What the task asks: Show every line below where "structure" can be found.
─── Data supplied
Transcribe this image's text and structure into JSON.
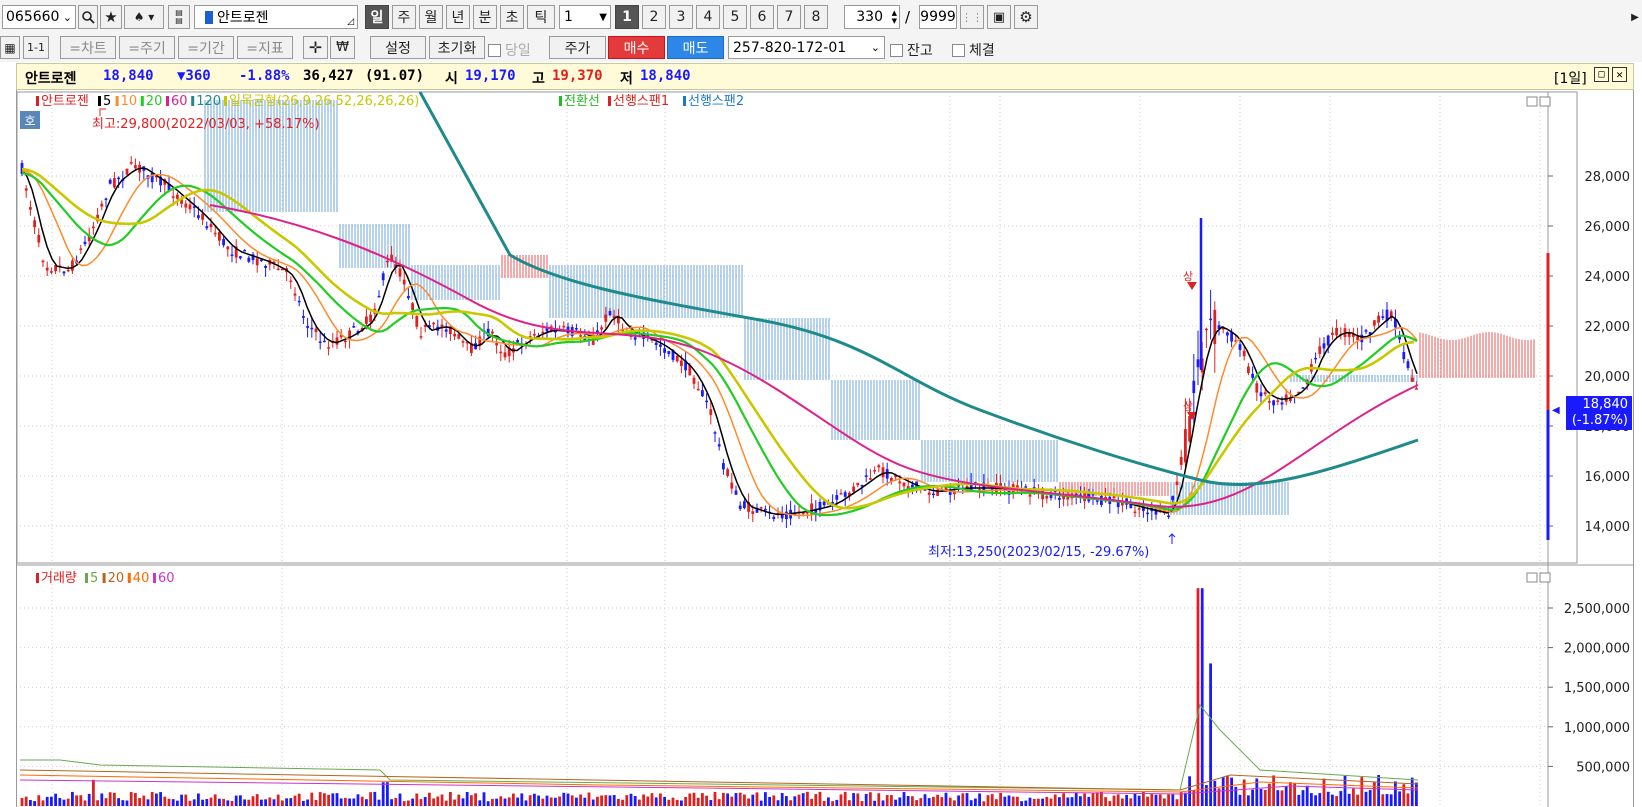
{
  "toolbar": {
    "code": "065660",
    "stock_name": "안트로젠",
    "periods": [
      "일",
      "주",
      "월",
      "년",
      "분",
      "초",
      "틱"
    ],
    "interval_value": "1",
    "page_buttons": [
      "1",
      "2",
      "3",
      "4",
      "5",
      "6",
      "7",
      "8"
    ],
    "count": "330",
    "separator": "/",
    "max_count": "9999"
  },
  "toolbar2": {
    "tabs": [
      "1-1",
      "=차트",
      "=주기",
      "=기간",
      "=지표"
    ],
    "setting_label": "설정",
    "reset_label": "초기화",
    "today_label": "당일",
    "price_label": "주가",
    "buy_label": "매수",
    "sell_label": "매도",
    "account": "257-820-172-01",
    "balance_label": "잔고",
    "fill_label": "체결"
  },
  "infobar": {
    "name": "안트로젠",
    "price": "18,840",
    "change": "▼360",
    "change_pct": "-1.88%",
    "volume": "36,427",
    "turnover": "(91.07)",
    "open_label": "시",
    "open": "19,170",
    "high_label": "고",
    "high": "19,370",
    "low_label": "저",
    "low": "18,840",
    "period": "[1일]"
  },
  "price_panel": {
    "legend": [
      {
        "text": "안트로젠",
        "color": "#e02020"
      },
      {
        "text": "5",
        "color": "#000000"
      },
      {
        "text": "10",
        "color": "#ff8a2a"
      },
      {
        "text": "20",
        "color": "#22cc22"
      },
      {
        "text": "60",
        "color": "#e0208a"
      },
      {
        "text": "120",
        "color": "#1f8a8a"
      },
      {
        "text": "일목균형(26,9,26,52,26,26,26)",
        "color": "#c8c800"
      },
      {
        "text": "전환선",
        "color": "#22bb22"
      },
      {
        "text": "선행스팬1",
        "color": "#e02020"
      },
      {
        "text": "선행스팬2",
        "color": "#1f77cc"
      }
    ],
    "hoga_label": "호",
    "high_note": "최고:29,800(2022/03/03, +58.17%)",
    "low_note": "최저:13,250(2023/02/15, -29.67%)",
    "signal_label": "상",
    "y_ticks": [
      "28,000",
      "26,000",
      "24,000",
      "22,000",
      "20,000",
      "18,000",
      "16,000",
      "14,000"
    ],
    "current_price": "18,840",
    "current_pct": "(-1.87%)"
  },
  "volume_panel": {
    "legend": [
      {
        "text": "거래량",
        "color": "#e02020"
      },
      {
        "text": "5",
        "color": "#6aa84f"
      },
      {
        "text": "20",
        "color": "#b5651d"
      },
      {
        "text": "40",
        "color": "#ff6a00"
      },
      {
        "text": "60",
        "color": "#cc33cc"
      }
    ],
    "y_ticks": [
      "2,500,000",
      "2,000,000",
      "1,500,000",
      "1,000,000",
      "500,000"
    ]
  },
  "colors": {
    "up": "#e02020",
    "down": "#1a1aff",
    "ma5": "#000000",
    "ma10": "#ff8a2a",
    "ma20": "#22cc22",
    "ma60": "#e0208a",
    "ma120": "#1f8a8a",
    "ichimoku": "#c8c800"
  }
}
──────
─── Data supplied
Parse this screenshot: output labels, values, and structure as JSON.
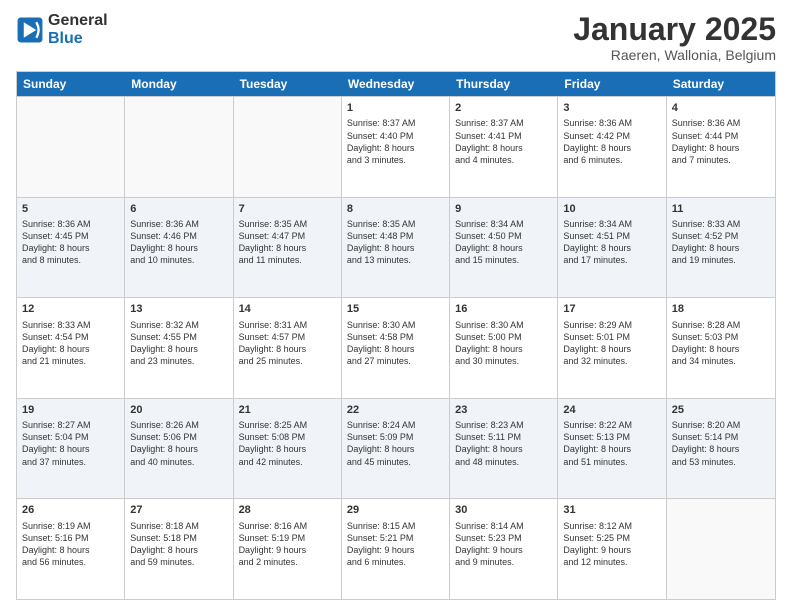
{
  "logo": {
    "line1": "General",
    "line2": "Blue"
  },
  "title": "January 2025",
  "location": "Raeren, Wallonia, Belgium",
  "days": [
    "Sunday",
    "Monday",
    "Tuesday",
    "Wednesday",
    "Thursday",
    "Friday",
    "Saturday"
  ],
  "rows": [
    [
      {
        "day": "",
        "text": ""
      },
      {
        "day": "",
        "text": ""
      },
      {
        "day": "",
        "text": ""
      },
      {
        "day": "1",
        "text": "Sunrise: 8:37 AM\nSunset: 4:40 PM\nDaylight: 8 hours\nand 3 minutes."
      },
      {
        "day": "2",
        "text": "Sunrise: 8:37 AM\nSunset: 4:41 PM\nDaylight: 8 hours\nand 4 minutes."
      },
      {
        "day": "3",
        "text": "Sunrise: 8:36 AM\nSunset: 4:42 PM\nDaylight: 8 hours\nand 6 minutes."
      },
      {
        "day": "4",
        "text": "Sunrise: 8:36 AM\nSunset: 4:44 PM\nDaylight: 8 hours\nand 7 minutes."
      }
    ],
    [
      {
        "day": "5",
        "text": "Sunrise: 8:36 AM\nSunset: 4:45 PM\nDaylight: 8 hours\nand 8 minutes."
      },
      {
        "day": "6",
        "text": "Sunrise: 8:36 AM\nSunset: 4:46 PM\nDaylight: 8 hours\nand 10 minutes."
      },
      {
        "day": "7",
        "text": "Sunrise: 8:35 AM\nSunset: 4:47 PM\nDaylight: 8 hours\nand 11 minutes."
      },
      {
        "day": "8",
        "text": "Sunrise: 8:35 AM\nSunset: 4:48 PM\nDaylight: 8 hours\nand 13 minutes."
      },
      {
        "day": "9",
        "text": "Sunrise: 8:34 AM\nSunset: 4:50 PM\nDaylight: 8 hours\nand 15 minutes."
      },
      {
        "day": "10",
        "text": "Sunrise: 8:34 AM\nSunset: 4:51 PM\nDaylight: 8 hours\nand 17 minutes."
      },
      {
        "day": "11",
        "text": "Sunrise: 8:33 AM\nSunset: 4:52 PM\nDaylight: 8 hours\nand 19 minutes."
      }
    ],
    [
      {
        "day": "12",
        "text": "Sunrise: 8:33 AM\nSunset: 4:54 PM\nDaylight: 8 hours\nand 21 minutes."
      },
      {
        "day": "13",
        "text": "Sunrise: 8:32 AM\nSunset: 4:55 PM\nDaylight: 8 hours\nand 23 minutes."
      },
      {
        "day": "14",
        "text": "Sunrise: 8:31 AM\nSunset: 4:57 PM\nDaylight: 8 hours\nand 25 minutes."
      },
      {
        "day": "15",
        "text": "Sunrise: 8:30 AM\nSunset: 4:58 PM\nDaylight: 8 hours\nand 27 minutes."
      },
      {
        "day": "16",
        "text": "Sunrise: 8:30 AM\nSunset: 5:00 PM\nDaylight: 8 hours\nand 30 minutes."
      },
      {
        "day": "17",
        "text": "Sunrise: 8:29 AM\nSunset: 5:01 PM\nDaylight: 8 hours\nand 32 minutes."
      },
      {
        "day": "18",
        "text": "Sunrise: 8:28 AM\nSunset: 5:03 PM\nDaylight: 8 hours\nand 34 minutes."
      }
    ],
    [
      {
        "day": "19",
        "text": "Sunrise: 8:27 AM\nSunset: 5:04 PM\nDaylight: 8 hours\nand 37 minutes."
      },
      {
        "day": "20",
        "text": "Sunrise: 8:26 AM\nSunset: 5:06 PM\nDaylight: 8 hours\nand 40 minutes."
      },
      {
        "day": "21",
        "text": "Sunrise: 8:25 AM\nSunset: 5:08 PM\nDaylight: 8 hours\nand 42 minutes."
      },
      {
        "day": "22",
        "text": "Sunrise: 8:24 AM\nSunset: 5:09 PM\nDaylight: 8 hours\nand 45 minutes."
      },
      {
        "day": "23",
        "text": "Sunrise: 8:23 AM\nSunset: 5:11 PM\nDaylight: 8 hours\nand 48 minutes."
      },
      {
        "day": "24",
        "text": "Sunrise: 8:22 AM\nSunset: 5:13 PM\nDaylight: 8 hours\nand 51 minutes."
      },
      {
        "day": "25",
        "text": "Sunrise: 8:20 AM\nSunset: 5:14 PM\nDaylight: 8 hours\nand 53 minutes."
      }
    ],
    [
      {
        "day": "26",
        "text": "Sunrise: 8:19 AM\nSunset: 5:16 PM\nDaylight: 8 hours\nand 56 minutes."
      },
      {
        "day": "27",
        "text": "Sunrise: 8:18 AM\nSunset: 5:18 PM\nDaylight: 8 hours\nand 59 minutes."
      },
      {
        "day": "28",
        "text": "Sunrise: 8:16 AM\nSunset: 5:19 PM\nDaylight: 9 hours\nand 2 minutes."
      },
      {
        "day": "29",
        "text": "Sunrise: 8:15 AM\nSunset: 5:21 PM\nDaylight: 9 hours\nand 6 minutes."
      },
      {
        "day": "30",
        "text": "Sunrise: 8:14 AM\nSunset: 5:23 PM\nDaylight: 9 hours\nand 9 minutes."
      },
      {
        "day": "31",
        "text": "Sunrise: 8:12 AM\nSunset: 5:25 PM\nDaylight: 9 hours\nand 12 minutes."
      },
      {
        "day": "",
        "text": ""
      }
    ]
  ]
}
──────
Task output:
Transcribe this image's text and structure into JSON.
Parse this screenshot: output labels, values, and structure as JSON.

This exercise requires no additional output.